Newer treatments such as immunotherapy, monoclonal antibodies, and other medications not widely available can be accessed through our collaboration with the Clinical Trials Service. These trials are generally funded by outside organizations with the goal of advancing research while helping both pets and people. These treatments are usually available at a significantly reduced cost and can widen the options for treatment. Clinical trials have very specific inclusion criteria; available trials can be found at the Clinical Trials Office
Advanced Techniques in Oncology
- Radiation therapies
- Technicians experienced in chemotherapy administration, radiation therapy delivery and anesthesia
- Intravenous, intralesional and intracavitary chemotherapy administration
- Long continuous-rate infusions of chemotherapy (cisplatin, ifosfamide, dacarbazine, cytarabine) and amino bisphosphonates (pamidronate, zoledronate)
- Ultrasound guided and manual needle-core (True-cut) biopsies
- Incisional and punch biopsies
- Bone marrow aspirates and biopsies
- Melanoma vaccine administration
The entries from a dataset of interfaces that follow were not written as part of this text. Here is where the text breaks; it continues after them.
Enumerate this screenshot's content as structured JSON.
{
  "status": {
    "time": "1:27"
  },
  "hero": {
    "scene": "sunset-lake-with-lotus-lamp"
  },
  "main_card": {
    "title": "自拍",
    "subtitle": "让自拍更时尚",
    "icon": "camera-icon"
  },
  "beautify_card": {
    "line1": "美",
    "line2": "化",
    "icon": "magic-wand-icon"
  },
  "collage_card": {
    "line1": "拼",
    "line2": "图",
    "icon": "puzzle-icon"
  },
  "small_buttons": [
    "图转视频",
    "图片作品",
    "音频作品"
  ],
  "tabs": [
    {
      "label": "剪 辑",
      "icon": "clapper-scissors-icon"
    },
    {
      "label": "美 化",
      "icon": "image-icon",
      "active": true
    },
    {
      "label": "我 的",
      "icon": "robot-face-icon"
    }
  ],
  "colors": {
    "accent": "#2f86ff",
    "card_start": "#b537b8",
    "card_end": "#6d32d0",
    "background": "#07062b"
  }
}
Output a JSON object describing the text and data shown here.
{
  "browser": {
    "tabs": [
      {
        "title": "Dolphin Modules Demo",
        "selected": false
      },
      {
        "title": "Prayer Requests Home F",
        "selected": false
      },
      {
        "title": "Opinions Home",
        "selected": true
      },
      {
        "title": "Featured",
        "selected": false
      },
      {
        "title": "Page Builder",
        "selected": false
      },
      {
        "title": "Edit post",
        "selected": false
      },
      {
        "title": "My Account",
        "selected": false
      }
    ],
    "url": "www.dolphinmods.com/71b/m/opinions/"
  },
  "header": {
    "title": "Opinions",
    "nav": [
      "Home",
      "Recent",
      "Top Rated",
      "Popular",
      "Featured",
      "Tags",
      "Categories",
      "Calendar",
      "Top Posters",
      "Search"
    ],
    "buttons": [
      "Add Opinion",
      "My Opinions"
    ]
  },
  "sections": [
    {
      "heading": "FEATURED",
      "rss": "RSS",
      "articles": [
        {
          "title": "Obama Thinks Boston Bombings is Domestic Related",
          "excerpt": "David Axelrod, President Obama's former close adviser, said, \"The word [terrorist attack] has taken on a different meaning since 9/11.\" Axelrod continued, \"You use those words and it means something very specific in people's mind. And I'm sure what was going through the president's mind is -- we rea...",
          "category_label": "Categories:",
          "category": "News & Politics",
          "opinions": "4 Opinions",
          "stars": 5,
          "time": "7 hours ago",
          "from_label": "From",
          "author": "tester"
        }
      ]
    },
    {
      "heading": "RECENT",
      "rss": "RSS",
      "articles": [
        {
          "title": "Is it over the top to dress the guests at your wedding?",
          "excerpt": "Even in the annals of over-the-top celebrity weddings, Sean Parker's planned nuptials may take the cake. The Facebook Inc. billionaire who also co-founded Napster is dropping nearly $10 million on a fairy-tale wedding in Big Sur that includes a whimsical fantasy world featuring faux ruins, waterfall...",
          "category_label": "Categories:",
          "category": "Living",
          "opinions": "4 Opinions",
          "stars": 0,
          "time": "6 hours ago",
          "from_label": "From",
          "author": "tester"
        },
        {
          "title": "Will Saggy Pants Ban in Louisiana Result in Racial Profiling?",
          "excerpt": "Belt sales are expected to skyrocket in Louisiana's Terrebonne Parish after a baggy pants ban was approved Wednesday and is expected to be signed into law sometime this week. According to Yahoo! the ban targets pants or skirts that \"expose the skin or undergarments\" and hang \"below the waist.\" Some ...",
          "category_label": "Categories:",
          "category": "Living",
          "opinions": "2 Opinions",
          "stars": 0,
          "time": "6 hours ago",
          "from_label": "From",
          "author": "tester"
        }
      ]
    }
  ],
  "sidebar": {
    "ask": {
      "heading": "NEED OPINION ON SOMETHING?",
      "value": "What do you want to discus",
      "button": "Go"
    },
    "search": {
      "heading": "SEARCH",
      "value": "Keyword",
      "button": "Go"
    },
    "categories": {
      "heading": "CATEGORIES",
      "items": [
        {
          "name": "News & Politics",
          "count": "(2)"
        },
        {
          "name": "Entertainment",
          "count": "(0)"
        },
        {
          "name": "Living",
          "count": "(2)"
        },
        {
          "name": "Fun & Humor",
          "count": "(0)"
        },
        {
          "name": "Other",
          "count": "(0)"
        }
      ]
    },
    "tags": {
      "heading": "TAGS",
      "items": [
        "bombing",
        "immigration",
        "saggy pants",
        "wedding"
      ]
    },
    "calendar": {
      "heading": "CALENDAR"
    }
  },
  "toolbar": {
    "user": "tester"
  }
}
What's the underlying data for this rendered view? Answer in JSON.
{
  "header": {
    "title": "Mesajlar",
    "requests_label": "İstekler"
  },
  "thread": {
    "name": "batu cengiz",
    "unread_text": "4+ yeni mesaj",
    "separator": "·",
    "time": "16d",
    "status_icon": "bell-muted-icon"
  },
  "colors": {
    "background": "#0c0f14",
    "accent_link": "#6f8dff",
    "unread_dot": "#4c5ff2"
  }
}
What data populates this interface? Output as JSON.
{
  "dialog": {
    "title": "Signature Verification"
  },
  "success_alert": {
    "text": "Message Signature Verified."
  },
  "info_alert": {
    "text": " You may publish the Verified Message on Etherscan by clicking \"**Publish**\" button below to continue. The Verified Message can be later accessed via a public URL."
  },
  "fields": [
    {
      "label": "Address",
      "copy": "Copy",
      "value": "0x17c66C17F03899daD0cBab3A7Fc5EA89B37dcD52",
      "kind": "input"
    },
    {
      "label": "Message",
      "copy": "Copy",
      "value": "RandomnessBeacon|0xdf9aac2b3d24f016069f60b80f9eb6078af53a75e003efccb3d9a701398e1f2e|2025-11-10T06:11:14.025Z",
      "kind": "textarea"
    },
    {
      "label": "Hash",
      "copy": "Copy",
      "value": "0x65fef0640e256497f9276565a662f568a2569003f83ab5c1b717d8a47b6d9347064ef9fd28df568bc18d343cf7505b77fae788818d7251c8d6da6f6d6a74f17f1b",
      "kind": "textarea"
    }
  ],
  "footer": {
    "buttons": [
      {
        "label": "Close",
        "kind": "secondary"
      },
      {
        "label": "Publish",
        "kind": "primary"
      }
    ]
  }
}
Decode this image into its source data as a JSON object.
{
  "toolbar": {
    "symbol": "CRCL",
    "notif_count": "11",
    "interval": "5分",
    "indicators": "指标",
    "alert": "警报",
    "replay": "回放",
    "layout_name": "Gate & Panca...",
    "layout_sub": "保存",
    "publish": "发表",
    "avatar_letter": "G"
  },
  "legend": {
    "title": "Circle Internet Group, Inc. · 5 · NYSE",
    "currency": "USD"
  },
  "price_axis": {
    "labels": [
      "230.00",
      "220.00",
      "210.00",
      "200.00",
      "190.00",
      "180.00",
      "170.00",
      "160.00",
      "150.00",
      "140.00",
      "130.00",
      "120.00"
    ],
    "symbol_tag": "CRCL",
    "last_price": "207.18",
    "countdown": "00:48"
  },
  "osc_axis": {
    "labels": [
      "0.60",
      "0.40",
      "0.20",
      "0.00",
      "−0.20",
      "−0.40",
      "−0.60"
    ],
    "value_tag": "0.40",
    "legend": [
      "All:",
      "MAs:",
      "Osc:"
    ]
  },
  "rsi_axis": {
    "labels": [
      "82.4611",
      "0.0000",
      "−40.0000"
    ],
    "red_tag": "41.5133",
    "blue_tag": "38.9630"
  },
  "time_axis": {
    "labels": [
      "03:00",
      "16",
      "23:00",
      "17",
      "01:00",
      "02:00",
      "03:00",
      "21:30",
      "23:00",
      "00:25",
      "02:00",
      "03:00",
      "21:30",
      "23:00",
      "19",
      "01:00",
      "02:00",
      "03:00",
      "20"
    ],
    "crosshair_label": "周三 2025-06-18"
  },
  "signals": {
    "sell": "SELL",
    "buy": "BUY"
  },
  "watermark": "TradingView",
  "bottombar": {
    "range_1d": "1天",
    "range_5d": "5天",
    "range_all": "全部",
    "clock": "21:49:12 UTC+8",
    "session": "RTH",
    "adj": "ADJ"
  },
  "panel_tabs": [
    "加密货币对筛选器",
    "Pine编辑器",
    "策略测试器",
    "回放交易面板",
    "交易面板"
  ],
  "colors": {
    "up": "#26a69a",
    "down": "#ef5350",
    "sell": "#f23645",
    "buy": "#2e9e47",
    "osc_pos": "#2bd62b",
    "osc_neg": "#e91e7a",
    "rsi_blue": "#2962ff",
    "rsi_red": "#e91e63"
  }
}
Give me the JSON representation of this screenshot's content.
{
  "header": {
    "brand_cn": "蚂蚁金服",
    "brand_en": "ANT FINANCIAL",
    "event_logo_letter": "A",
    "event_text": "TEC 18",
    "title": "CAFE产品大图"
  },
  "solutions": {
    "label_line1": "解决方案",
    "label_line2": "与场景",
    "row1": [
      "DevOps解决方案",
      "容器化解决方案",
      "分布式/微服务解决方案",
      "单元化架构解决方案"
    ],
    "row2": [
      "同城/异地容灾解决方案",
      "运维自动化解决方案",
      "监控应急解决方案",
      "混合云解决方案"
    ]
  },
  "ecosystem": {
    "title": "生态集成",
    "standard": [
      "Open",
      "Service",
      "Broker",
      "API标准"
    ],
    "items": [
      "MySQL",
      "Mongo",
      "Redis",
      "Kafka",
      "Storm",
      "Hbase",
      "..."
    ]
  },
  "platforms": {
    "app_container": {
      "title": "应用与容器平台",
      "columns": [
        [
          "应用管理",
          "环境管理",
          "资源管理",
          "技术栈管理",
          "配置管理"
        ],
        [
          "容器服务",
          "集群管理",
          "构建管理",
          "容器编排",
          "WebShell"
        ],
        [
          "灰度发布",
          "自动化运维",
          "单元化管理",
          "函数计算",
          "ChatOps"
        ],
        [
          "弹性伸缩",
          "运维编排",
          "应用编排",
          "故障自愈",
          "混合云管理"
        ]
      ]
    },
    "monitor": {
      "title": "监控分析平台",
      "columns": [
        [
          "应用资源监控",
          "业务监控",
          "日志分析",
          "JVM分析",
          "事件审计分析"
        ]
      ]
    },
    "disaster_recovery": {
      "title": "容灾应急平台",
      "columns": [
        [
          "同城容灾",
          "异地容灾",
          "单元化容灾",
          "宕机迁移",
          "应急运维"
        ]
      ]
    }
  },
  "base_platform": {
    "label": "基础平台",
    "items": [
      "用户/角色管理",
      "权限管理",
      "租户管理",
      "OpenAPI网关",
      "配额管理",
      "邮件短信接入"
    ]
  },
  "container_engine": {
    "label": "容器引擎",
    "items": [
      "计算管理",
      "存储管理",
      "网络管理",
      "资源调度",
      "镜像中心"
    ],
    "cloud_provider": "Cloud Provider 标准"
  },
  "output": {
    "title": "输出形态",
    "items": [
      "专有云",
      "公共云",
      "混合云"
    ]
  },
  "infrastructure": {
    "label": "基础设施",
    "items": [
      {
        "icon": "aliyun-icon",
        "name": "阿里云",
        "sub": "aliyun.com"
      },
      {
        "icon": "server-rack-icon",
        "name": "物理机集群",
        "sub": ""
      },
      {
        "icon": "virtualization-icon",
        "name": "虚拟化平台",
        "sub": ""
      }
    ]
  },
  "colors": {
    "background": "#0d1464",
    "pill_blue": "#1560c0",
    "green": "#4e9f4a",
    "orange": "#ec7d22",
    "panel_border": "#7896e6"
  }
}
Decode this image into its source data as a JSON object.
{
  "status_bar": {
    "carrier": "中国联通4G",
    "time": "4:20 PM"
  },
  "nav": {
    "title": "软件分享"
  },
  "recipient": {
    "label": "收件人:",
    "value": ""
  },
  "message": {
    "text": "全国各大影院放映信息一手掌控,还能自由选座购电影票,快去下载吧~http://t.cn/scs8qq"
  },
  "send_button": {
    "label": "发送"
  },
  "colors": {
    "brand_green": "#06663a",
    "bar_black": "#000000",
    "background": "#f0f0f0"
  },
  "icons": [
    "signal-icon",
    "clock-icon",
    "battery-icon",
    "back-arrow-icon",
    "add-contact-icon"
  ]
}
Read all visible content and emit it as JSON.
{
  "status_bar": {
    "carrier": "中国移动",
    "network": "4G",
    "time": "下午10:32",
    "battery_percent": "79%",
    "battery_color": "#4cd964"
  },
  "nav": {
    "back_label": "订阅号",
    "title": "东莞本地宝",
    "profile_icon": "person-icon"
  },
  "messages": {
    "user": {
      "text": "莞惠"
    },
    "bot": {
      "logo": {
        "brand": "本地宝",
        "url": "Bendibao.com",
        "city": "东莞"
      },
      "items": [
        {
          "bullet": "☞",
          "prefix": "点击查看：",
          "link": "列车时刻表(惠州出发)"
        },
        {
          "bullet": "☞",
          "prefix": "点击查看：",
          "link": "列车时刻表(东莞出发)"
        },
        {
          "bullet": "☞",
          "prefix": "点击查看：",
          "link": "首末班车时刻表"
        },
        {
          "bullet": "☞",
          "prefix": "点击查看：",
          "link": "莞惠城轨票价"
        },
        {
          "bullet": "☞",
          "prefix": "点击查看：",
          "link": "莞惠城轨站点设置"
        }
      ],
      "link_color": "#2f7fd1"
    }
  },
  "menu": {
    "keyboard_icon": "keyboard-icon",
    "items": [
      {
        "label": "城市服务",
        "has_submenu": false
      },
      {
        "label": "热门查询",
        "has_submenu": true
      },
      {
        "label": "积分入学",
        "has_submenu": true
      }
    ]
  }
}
- External beam radiation therapy with a 6MV linear accelerator with multileaf collimator and variable electron energies (range 6-18 MeV)
- Intensity modulated radiation therapy capability
- Three-dimensional computerized radiation therapy planning
- Strontium plesiotherapy radiation treatments
- Investigational therapies – clinical studies